The writer is a former deputy governor of the National Bank of Ukraine
Vladimir Putin infamously predicted that Ukraine would be conquered in a matter of days. The west was equally sceptical about Ukraine’s chances of surviving a Russian onslaught. However, it has been more than 150 days since the start of the full-scale Russian invasion of Ukraine, and Putin is far short of achieving his original goal of Ukraine’s destruction as an independent state. Earlier forecasts of a short war have been thoroughly discredited, and commentators on all sides no longer rule out that it may continue for many more months, if not years.
A longer duration of the conflict alters not only the military strategy but the macroeconomic calculus. In the war’s early days, Ukraine’s macroeconomic policies aimed to control expectations and avoid panics. These policies were based on controlling prices — for example, the hryvnia-dollar exchange rate was fixed at the prewar level — and providing stop-gap measures to support businesses and households, such as suspending import duties. These responses were appropriate to address the initial shock. But as the war grinds on, they need to be adjusted or Ukraine will run into an economic catastrophe.
The National Bank of Ukraine, the country’s central bank, has a seemingly impossible job. First, the fixed exchange rate provides an important nominal anchor. Second, the NBU is in charge of the financial system’s health to ensure that the economy has access to liquidity and that the payment system functions smoothly. The central bank has some power over capital flows, but Ukrainian refugees in the EU and other countries must be allowed to use precious hard currency to support themselves. Third, the NBU has to cover the government’s vast fiscal needs to pay for the war effort.
In the short run, this policy mix can work. For instance, the central bank can burn foreign exchange reserves. But it is not compatible with the longer horizons of the war. If policies are not modified, the NBU faces the prospect of high inflation, dangerous depletion of foreign exchange reserves and the risk of a currency crisis, or a banking panic.
The government’s limited resources leave few pleasant options. Recently, the central bank had to devalue the hryvnia by 25 per cent. But this will probably provide only temporary relief as another devaluation may be necessary. Alternatively, the hryvnia could be allowed to float more freely, helping to address accumulating imbalances in the economy. But this risks coming at the cost of losing a nominal anchor. Prewar inflation targeting is less useful, given the uncertain monetary transmission mechanism of wartime.
The fiscal authorities could also try to raise more revenue and control spending. These options are difficult. It is hard to raise taxes when the economy is weak. But one possibility is to tax the shadow economy via non-direct taxes such as excise duty or increased import duties.

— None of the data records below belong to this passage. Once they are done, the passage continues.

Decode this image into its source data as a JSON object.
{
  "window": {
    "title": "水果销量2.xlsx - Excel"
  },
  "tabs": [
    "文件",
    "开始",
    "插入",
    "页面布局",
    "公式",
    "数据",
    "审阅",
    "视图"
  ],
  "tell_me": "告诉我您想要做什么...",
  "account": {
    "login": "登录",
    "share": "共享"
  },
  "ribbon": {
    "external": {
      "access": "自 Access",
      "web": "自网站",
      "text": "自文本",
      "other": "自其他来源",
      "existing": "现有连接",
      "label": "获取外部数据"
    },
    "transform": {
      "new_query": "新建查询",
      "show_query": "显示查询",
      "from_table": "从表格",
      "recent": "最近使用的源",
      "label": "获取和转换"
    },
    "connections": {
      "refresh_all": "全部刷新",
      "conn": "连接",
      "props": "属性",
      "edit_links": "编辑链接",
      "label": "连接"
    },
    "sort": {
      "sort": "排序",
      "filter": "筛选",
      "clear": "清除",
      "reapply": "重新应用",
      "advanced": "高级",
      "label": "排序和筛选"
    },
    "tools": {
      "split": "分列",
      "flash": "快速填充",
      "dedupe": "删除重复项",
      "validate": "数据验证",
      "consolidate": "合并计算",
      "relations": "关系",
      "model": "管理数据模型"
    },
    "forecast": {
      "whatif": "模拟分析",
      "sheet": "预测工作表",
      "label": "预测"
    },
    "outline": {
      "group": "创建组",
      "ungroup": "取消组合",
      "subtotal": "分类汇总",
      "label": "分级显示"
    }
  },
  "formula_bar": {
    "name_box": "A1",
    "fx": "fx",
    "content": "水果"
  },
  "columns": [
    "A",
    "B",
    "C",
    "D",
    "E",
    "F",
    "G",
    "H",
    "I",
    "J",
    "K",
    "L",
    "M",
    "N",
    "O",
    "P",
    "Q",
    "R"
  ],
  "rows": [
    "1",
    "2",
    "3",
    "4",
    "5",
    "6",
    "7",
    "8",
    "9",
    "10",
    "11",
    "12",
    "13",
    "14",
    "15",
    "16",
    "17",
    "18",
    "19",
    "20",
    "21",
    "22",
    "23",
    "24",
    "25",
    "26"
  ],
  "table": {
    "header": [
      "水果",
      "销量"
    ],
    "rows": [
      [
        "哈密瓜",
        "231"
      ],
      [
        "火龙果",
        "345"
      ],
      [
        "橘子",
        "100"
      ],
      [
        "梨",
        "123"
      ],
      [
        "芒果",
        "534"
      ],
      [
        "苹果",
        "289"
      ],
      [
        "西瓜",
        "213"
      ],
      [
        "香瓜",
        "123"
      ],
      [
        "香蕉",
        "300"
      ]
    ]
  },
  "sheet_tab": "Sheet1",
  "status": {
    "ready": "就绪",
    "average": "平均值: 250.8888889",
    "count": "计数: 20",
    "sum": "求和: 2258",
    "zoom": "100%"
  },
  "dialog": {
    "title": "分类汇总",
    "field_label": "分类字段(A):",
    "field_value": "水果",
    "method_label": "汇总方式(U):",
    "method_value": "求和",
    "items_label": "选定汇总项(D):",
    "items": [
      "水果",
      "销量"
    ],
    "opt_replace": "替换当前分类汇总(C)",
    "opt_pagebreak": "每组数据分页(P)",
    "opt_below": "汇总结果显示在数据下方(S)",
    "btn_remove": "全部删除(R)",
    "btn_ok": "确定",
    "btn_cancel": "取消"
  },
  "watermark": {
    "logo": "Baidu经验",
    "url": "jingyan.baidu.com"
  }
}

The finance ministry must finally accept reality and start borrowing on the local debt market at much higher rates, rather than relying constantly on monetary financing from the NBU to cover budget shortfalls. So far, attempts to borrow at deeply negative real interest rates have been rather unsuccessful. In any case, Ukraine’s task is clear: the fiscal stance has to be significantly improved to sustain the war effort over an extended period.
But Ukraine’s allies face macroeconomic tasks of their own. My country is defending security in Europe. Indeed, the global order is being decided in Ukraine. If Putin’s Russia wins, the law of the jungle will be the new regime in international relations.
But for Ukraine to keep fighting and win, it needs not only much more weaponry but also larger-scale economic support. Since the beginning of the war, Ukraine has received external support to the tune of $2.5bn-$3bn a month. The expected external funding for the second half of 2022 is $18bn — a significant sum, but well below the nation’s needs. To avert economic calamity in Ukraine and sustain its ability to fight, the allies must disburse much larger amounts of about $4bn-$5bn a month in the nearest future.
Every day of the war means more lives lost, children traumatised and homes destroyed. The economic cost of the war is no less staggering and it touches everybody — from ruined infrastructure in Ukraine to the spectre of hunger in Africa and elsewhere. Ukraine must win this war and win it quickly. But a long war increasingly looks like the baseline scenario. This requires recalibrating macroeconomic policies in Ukraine and allied countries to make sure that Ukraine’s economy can sustain the war effort as long as necessary.